--- START ---

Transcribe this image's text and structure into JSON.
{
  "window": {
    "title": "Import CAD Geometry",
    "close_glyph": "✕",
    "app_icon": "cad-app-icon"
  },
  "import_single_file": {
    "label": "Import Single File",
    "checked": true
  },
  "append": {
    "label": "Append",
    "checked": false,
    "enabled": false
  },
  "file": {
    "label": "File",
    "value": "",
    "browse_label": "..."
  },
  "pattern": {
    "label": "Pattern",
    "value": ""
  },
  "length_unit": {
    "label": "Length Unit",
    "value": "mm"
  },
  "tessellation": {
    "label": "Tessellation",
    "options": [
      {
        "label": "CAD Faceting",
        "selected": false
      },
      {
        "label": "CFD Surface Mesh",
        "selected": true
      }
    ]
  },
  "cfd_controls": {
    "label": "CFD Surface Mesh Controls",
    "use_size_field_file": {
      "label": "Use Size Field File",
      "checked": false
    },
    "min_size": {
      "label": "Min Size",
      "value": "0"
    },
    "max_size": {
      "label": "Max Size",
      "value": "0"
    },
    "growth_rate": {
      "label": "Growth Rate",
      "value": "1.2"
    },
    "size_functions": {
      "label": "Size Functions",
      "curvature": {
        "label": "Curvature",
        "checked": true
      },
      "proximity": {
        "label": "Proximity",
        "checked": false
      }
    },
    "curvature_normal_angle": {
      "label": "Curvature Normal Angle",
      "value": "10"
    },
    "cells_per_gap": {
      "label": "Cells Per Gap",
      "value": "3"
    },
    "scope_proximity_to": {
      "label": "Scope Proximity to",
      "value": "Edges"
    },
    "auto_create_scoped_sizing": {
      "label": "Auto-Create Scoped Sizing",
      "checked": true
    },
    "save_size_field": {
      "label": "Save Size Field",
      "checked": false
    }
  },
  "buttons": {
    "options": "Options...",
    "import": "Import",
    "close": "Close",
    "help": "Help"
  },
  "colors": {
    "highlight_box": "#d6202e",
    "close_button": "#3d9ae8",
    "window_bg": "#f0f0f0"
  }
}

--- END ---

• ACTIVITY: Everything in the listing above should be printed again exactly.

• SOLUTION TO THIS PROBLEM:
Transcribe this image's text and structure into JSON.
{
  "window": {
    "title": "Import CAD Geometry",
    "close_glyph": "✕",
    "app_icon": "cad-app-icon"
  },
  "import_single_file": {
    "label": "Import Single File",
    "checked": true
  },
  "append": {
    "label": "Append",
    "checked": false,
    "enabled": false
  },
  "file": {
    "label": "File",
    "value": "",
    "browse_label": "..."
  },
  "pattern": {
    "label": "Pattern",
    "value": ""
  },
  "length_unit": {
    "label": "Length Unit",
    "value": "mm"
  },
  "tessellation": {
    "label": "Tessellation",
    "options": [
      {
        "label": "CAD Faceting",
        "selected": false
      },
      {
        "label": "CFD Surface Mesh",
        "selected": true
      }
    ]
  },
  "cfd_controls": {
    "label": "CFD Surface Mesh Controls",
    "use_size_field_file": {
      "label": "Use Size Field File",
      "checked": false
    },
    "min_size": {
      "label": "Min Size",
      "value": "0"
    },
    "max_size": {
      "label": "Max Size",
      "value": "0"
    },
    "growth_rate": {
      "label": "Growth Rate",
      "value": "1.2"
    },
    "size_functions": {
      "label": "Size Functions",
      "curvature": {
        "label": "Curvature",
        "checked": true
      },
      "proximity": {
        "label": "Proximity",
        "checked": false
      }
    },
    "curvature_normal_angle": {
      "label": "Curvature Normal Angle",
      "value": "10"
    },
    "cells_per_gap": {
      "label": "Cells Per Gap",
      "value": "3"
    },
    "scope_proximity_to": {
      "label": "Scope Proximity to",
      "value": "Edges"
    },
    "auto_create_scoped_sizing": {
      "label": "Auto-Create Scoped Sizing",
      "checked": true
    },
    "save_size_field": {
      "label": "Save Size Field",
      "checked": false
    }
  },
  "buttons": {
    "options": "Options...",
    "import": "Import",
    "close": "Close",
    "help": "Help"
  },
  "colors": {
    "highlight_box": "#d6202e",
    "close_button": "#3d9ae8",
    "window_bg": "#f0f0f0"
  }
}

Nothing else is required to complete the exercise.